Asset prices plunged between 2007 and 2010 but then rebounded from 2010 to 2016. The most telling finding is that median wealth plummeted by 44 percent over years 2007 to 2010. The inequality of net worth, after almost two decades of little movement, went up sharply from 2007 to 2010, and relative indebtedness for the middle class expanded. The sharp fall in median net worth and the rise in overall wealth inequality over these years are largely traceable to the high leverage of middle class families and the high share of homes in their portfolio. Mean and median wealth rebounded from 2010 to 2016, by 17 and 28 percent, respectively. While mean wealth surpassed its previous peak in 2007, median wealth was still down by 34 percent. More than 100 percent of the recovery in both was due to a high return on wealth but this factor was offset by negative savings. Relative indebtedness continued to fall for the middle class from 2010 to 2016, and wealth inequality increased somewhat. The racial and ethnic disparity in wealth holdings widened considerably between 2007 and 2016, and the wealth of households under age 45 declined in relative terms.

Kansas Provides Compelling Evidence of Failure of “Supply-Side” Tax Cuts

Source: Michael Mazerov, Center on Budget and Policy Priorities, January 22, 2018

from the summary:
The deep income cuts that Kansas enacted in 2012 and 2013 for many business owners and other high-income Kansans failed to achieve their goal of boosting business formation and job creation, and lawmakers substantially repealed the tax cuts earlier this year. Former supporters have offered explanations for this failure to prevent the Kansas experience from discrediting “supply-side” economic strategies more broadly.  But the evidence does not support these explanations.  Rather, the Kansas experience adds to the already compelling evidence that cutting taxes does not improve state economic performance…..

Labor Market Concentration

Source: José Azar, Ioana Marinescu, Marshall I. Steinbaum, National Bureau of Economic Research, NBER Working Paper No. 24147, December 2017
(subscription required)

From the abstract:
A product market is concentrated when a few firms dominate the market.
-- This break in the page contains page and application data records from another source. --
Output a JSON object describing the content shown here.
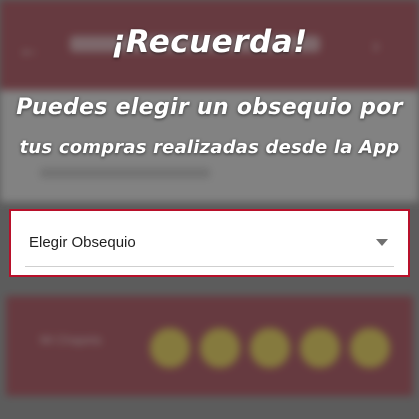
{
  "banner": {
    "headline": "¡Recuerda!",
    "line1": "Puedes elegir un obsequio por",
    "line2": "tus compras realizadas desde la App"
  },
  "gift_select": {
    "value": "Elegir Obsequio",
    "icon": "chevron-down-icon"
  },
  "background_app": {
    "back_icon": "back-arrow-icon",
    "menu_icon": "chevron-right-icon",
    "coupon_label": "Mi Chapeta"
  },
  "colors": {
    "brand_red": "#8b0f1f",
    "highlight_red": "#b8102a",
    "coupon_dot": "#e2c21a"
  }
}
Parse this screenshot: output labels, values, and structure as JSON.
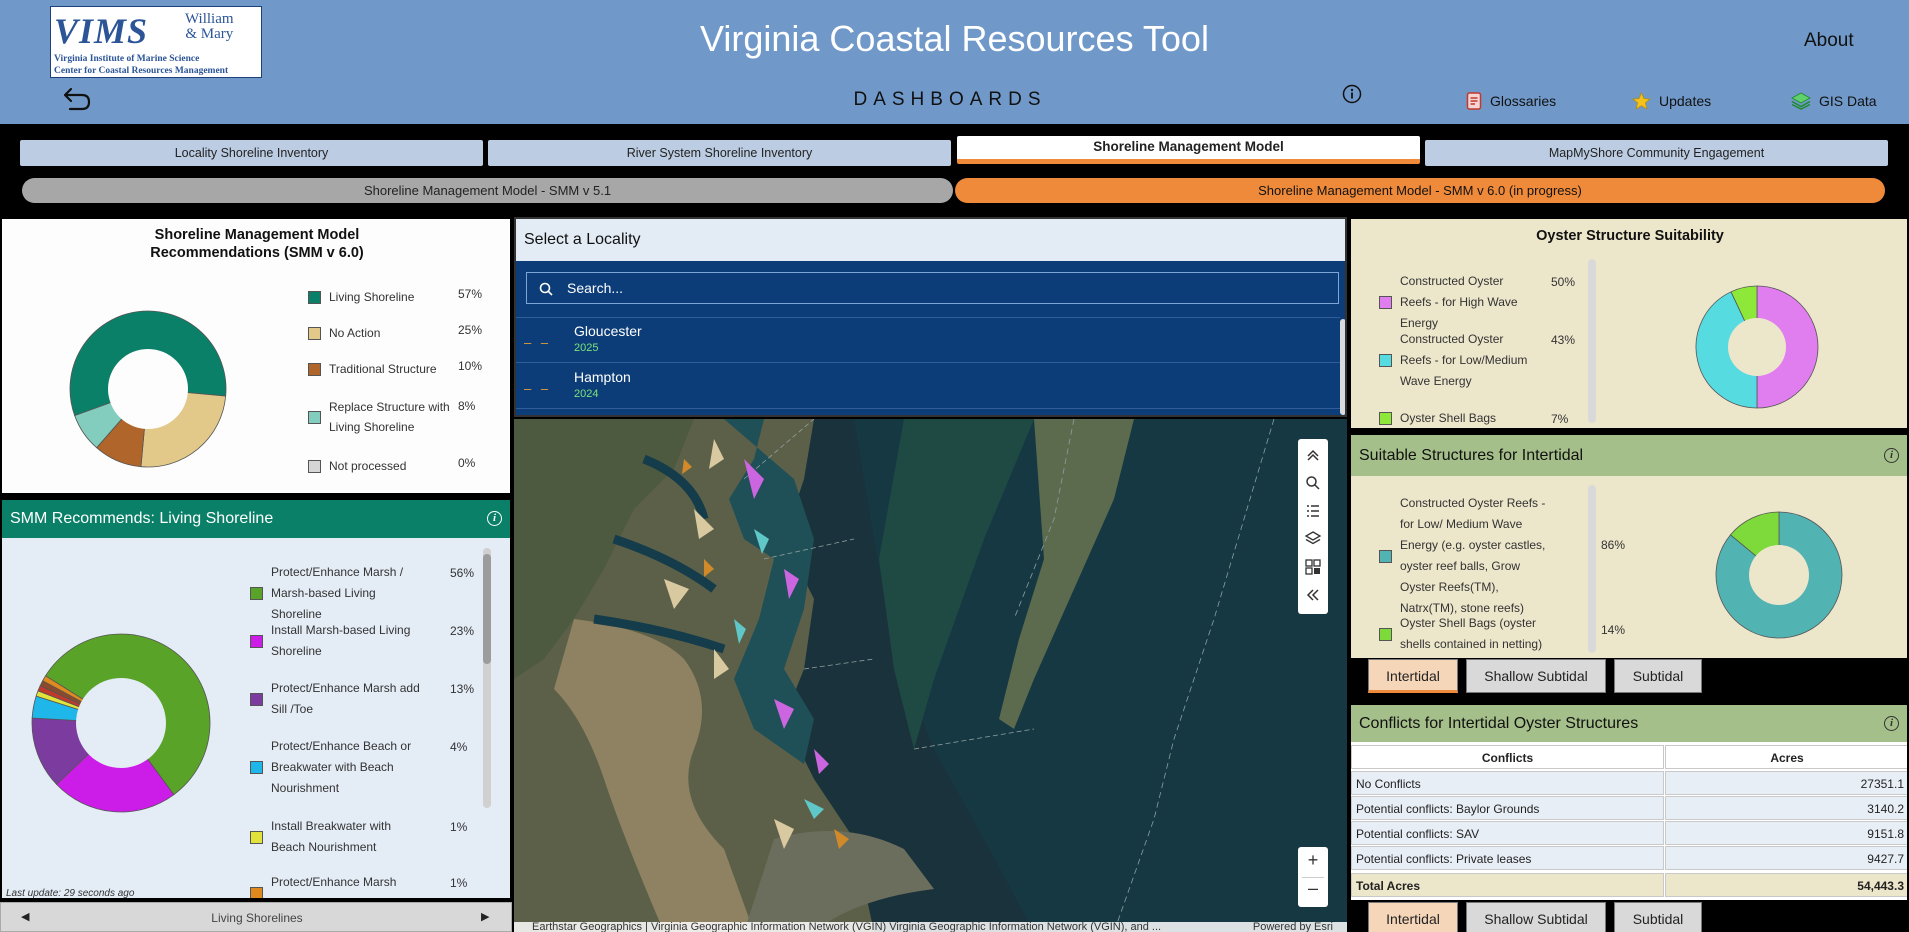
{
  "header": {
    "logo": {
      "vims": "VIMS",
      "wm_line1": "William",
      "wm_line2": "& Mary",
      "line1": "Virginia Institute of Marine Science",
      "line2": "Center for Coastal Resources Management"
    },
    "title": "Virginia Coastal Resources Tool",
    "about": "About",
    "dashboards": "DASHBOARDS",
    "links": [
      {
        "label": "Glossaries",
        "icon": "glossary-icon"
      },
      {
        "label": "Updates",
        "icon": "star-icon"
      },
      {
        "label": "GIS Data",
        "icon": "layers-icon"
      }
    ]
  },
  "tabs": [
    "Locality Shoreline Inventory",
    "River System Shoreline Inventory",
    "Shoreline Management Model",
    "MapMyShore Community Engagement"
  ],
  "subtabs": [
    "Shoreline Management Model - SMM v 5.1",
    "Shoreline Management Model - SMM v 6.0 (in progress)"
  ],
  "colors": {
    "header": "#7099c9",
    "accent": "#ef8a3a",
    "green_header": "#0b8068",
    "sage": "#a5bf8a",
    "list_blue": "#0c3d78"
  },
  "smm": {
    "title_l1": "Shoreline Management Model",
    "title_l2": "Recommendations (SMM v 6.0)",
    "items": [
      {
        "label": "Living Shoreline",
        "pct": "57%",
        "value": 57,
        "color": "#0b8068"
      },
      {
        "label": "No Action",
        "pct": "25%",
        "value": 25,
        "color": "#e2c98a"
      },
      {
        "label": "Traditional Structure",
        "pct": "10%",
        "value": 10,
        "color": "#b0652a"
      },
      {
        "label": "Replace Structure with Living Shoreline",
        "pct": "8%",
        "value": 8,
        "color": "#82cdbd"
      },
      {
        "label": "Not processed",
        "pct": "0%",
        "value": 0,
        "color": "#d6d6d6"
      }
    ]
  },
  "living": {
    "title": "SMM Recommends: Living Shoreline",
    "items": [
      {
        "label": "Protect/Enhance Marsh / Marsh-based Living Shoreline",
        "pct": "56%",
        "value": 56,
        "color": "#5aa329"
      },
      {
        "label": "Install Marsh-based Living Shoreline",
        "pct": "23%",
        "value": 23,
        "color": "#cc1ce8"
      },
      {
        "label": "Protect/Enhance Marsh add Sill /Toe",
        "pct": "13%",
        "value": 13,
        "color": "#7b3b9f"
      },
      {
        "label": "Protect/Enhance Beach or Breakwater with Beach Nourishment",
        "pct": "4%",
        "value": 4,
        "color": "#1fb6ea"
      },
      {
        "label": "Install Breakwater with Beach Nourishment",
        "pct": "1%",
        "value": 1,
        "color": "#e1e23a"
      },
      {
        "label": "Protect/Enhance Marsh with",
        "pct": "1%",
        "value": 1,
        "color": "#e08a1e"
      }
    ],
    "pie_extra": [
      {
        "value": 1,
        "color": "#c0392b"
      },
      {
        "value": 1,
        "color": "#8b4a2b"
      }
    ],
    "last_update": "Last update: 29 seconds ago",
    "footer": "Living Shorelines"
  },
  "locality": {
    "title": "Select a Locality",
    "search_placeholder": "Search...",
    "items": [
      {
        "name": "Gloucester",
        "year": "2025"
      },
      {
        "name": "Hampton",
        "year": "2024"
      }
    ]
  },
  "map": {
    "attribution": "Earthstar Geographics | Virginia Geographic Information Network (VGIN) Virginia Geographic Information Network (VGIN), and ...",
    "powered": "Powered by Esri",
    "tools": [
      "chevrons-up-icon",
      "search-icon",
      "list-icon",
      "layers-icon",
      "qr-icon",
      "collapse-icon"
    ]
  },
  "oyster": {
    "title": "Oyster Structure Suitability",
    "items": [
      {
        "label": "Constructed Oyster Reefs - for High Wave Energy",
        "pct": "50%",
        "value": 50,
        "color": "#e07ef0"
      },
      {
        "label": "Constructed Oyster Reefs - for Low/Medium Wave Energy",
        "pct": "43%",
        "value": 43,
        "color": "#55dbe0"
      },
      {
        "label": "Oyster Shell Bags",
        "pct": "7%",
        "value": 7,
        "color": "#8ee83a"
      }
    ]
  },
  "intertidal": {
    "title": "Suitable Structures for Intertidal",
    "items": [
      {
        "label": "Constructed Oyster Reefs - for Low/ Medium Wave Energy (e.g. oyster castles, oyster reef balls, Grow Oyster Reefs(TM), Natrx(TM), stone reefs)",
        "pct": "86%",
        "value": 86,
        "color": "#52b3b3"
      },
      {
        "label": "Oyster Shell Bags (oyster shells contained in netting)",
        "pct": "14%",
        "value": 14,
        "color": "#7ed93a"
      }
    ],
    "tabs": [
      "Intertidal",
      "Shallow Subtidal",
      "Subtidal"
    ]
  },
  "conflicts": {
    "title": "Conflicts for Intertidal Oyster Structures",
    "headers": [
      "Conflicts",
      "Acres"
    ],
    "rows": [
      {
        "label": "No Conflicts",
        "value": "27351.1"
      },
      {
        "label": "Potential conflicts: Baylor Grounds",
        "value": "3140.2"
      },
      {
        "label": "Potential conflicts: SAV",
        "value": "9151.8"
      },
      {
        "label": "Potential conflicts: Private leases",
        "value": "9427.7"
      }
    ],
    "total_label": "Total Acres",
    "total_value": "54,443.3",
    "tabs": [
      "Intertidal",
      "Shallow Subtidal",
      "Subtidal"
    ]
  }
}
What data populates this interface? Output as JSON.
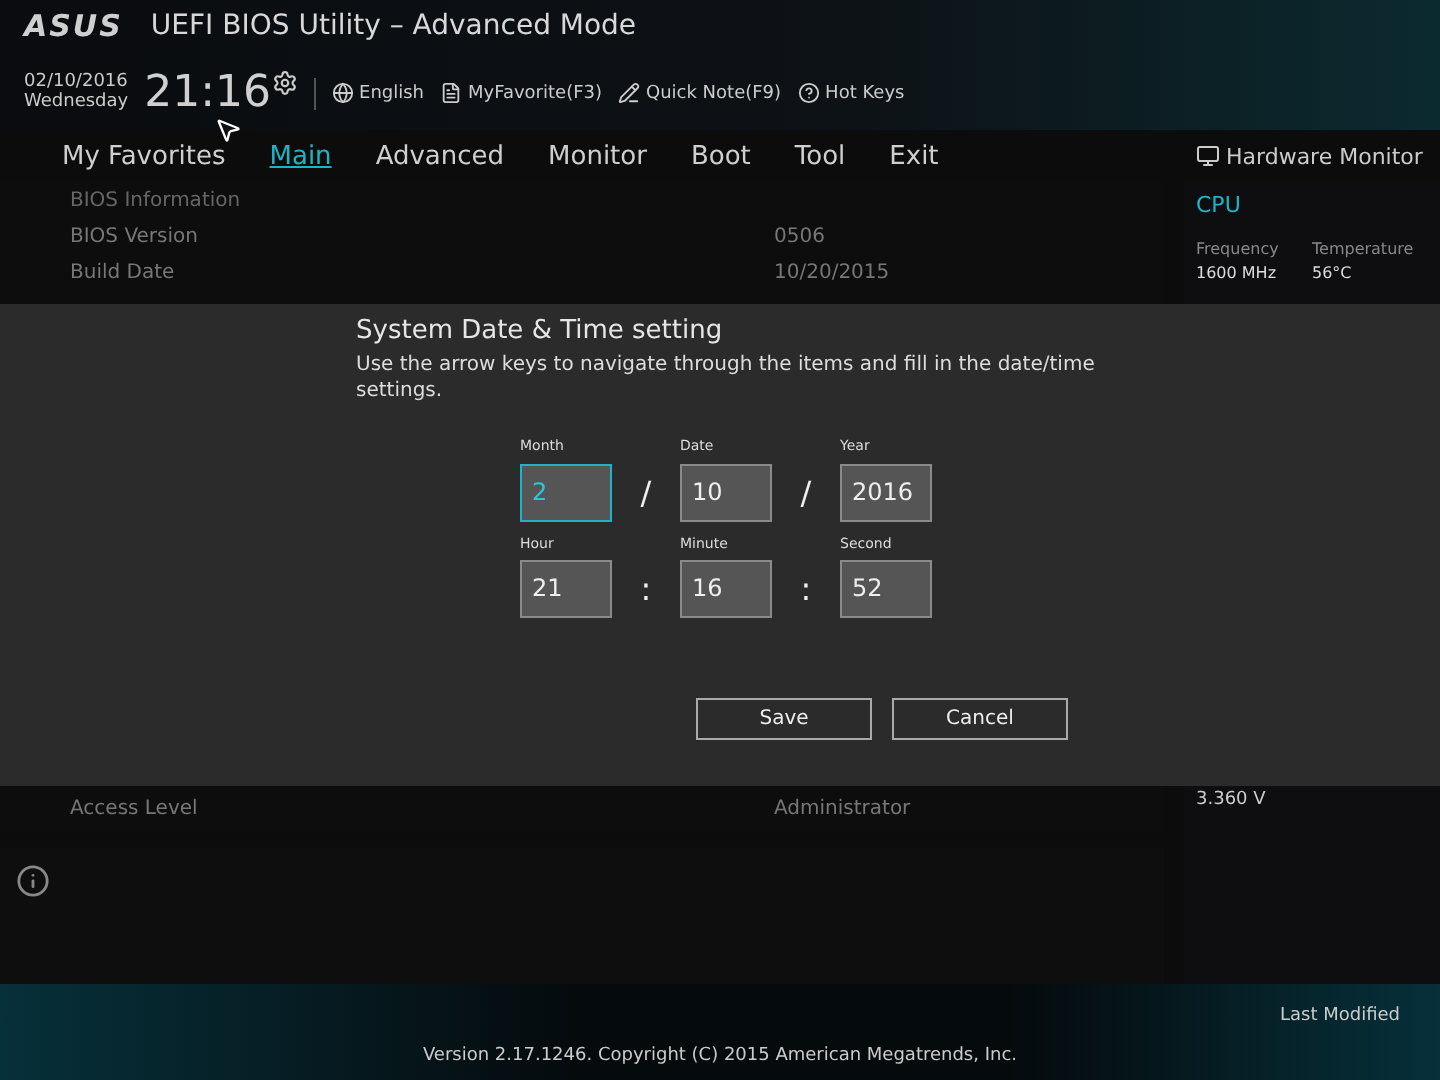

Similarly, a labor market is concentrated when a few firms dominate hiring in the market. Using data from the leading employment website CareerBuilder.com, we calculate labor market concentration for over 8,000 geographic-occupational labor markets in the US. Based on the DOJ-FTC horizontal merger guidelines, the average market is highly concentrated. Using a panel IV regression, we show that going from the 25th percentile to the 75th percentile in concentration is associated with a 15-25% decline in posted wages, suggesting that concentration increases labor market power.

U.S. Regional Outlook 2018: Full Employment Brings New Challenges

Source: Adam Kamins, Regional Financial Review, December 2017
(subscription required)

As the expansion matures and labor supply becomes a greater burden, wage pressures will grow more pronounced across regions. This will provide an additional jolt to consumers, who are already doing much of the heavy lifting this cycle. As in recent years, the West and the South will set the pace in the coming year, with income gains accelerating most rapidly in those areas.